The series has been so much fun, but it's also been a lot of work. Work for me to put it together and work for the artists who are writing up their thoughts and photographing their art.
I plan to start up the conversation again in February (if you're an artist who's interested in being featured once the series resumes, please contact me and I'll send you the details).
Until then you can find inspiration in the previous Sketchbook Conversations posts. Hear from:
- Emma Palmer
- Gabriëlle Heckenbücker
- Kristen Solecki
- Constanza Urdampilleta
- Sharon Nullmeyer
- Patricia Nordeen
- Melissa Hyatt
- Anika Lacerte
- Regina Lord
- Tracey English
- Jenny Blair
- Lizzie Christian
- Jaime Haney
- Sharon Rohloff
Each of these artists has her own unique style, her own reasons for working in a sketchbook and her own way of working. Many of these artists share their work regularly on Instagram or blogs, so be sure to follow them for continued inspiration.
I thought I'd also leave you with some inspiring sketchbook-related links to tide you over until this conversation continues:
I haven't fully explored the website Doodlers Anonymous, but when I recently discovered it I was delighted to see so many diverse sketchbooks in one place. You can also submit your own artwork and engage with the community for encouragement and inspiration.
A number of the artists who joined in the conversation mentioned Jennifer Orkin Lewis (August Wren) as a sketchbooking inspiration. She's on her third year of painting every day. If you don't know her work, take a look at her blog and her Instagram account.
Paperbacknote, a business that makes fun, upcycled notebooks and sketchbooks, features art from many artists in their Instagram feed. There are many, many great examples of sketchbooks on Instagram. Have some favorites? Share them in the comments.
Pinterest is another great place to find sketchbook Inspiration. I have a sketchbook board where I try to remember to collect inspiring sketchbooks when I stumble upon them. Take a look at Dana Barbieri's board and the Inside Out Art Journaling group board that Shannon Kinney Duh of A Free Spirit Life began. Have a sketchbook-related board? Tell me about it in the comments so I can follow you.
The Sketchbook Project, a crowd-sourced, global collaboration of artists has a brick and mortar library of sketchbooks in Brooklyn and a virtual library, too. Looking for a challenge? There's still time to join the 2017 Sketchbook Project and have your art included in the library.
Sharon Rohloff, who joined the conversation on my blog in October has since written a couple posts on her blog about sketchbooks. This one shares 10 Reasons to Keep a Sketchbook and this one shares a list of sketchbook related books.
Recently on her blog Alisa Burke shared a peek into her doodle diary. A doodle diary is a perfect, stress-free way to dip your toes into sketchbook making.
Looking for classes?
- For more inspiration from Alisa Burke, take a look at her online classes (which are on sale till November 21st).
- Creativebug (a subscription online learning site) has a number of sketchbook related classes.
- Skillshare, where I now teach four classes (all of which would give you sketchbook inspiration!), is a great place to find art inspiration.
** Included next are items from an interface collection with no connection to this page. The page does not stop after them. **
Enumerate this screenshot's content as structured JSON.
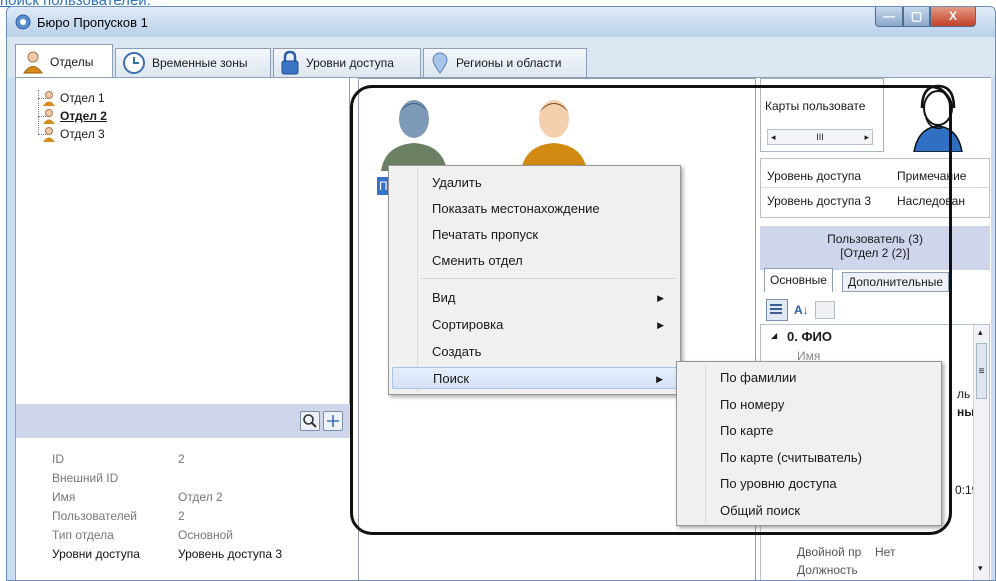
{
  "top_link": "поиск пользователей.",
  "window": {
    "title": "Бюро Пропусков 1",
    "minimize_glyph": "—",
    "maximize_glyph": "▢",
    "close_glyph": "X"
  },
  "tabs": [
    {
      "label": "Отделы",
      "icon": "person-icon"
    },
    {
      "label": "Временные зоны",
      "icon": "clock-icon"
    },
    {
      "label": "Уровни доступа",
      "icon": "lock-icon"
    },
    {
      "label": "Регионы и области",
      "icon": "location-pin-icon"
    }
  ],
  "tree": {
    "items": [
      {
        "label": "Отдел 1"
      },
      {
        "label": "Отдел 2",
        "selected": true
      },
      {
        "label": "Отдел 3"
      }
    ]
  },
  "properties": [
    {
      "key": "ID",
      "value": "2"
    },
    {
      "key": "Внешний ID",
      "value": ""
    },
    {
      "key": "Имя",
      "value": "Отдел 2"
    },
    {
      "key": "Пользователей",
      "value": "2"
    },
    {
      "key": "Тип отдела",
      "value": "Основной"
    },
    {
      "key": "Уровни доступа",
      "value": "Уровень доступа 3"
    }
  ],
  "user_tile_label": "По",
  "context_menu": {
    "items": [
      "Удалить",
      "Показать местонахождение",
      "Печатать пропуск",
      "Сменить отдел",
      "Вид",
      "Сортировка",
      "Создать",
      "Поиск"
    ],
    "arrow_glyph": "▶"
  },
  "search_submenu": {
    "items": [
      "По фамилии",
      "По номеру",
      "По карте",
      "По карте (считыватель)",
      "По уровню доступа",
      "Общий поиск"
    ]
  },
  "right_panel": {
    "cards_header": "Карты пользовате",
    "scroll_left": "◂",
    "scroll_mid": "III",
    "scroll_right": "▸",
    "access_table": {
      "headers": [
        "Уровень доступа",
        "Примечание"
      ],
      "rows": [
        [
          "Уровень доступа 3",
          "Наследован"
        ]
      ]
    },
    "user_caption_1": "Пользователь (3)",
    "user_caption_2": "[Отдел 2 (2)]",
    "subtabs": [
      "Основные",
      "Дополнительные"
    ],
    "sort_glyph": "A↓",
    "section_title": "0. ФИО",
    "section_arrow": "◢",
    "field_name": "Имя",
    "hidden_fragment_1": "ль",
    "hidden_fragment_2": "ные",
    "hidden_fragment_3": "0:19",
    "double_pass_label": "Двойной пр",
    "double_pass_value": "Нет",
    "position_label": "Должность",
    "scroll_up": "▴",
    "scroll_down": "▾",
    "scroll_grip": "≡"
  }
}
You can get a three month premium membership for an introductory price of $0.99 and have access to my four classes as well as the entire library of over 11,000 (and growing) classes on a variety of topics. Find art classes in the crafts and design categories.
Thanks so much to everyone who has joined in the conversation so far, whether as a featured artist or by sharing your thoughts in the comments of my posts. I look forward to seeing where this conversation will take us once it resumes next year!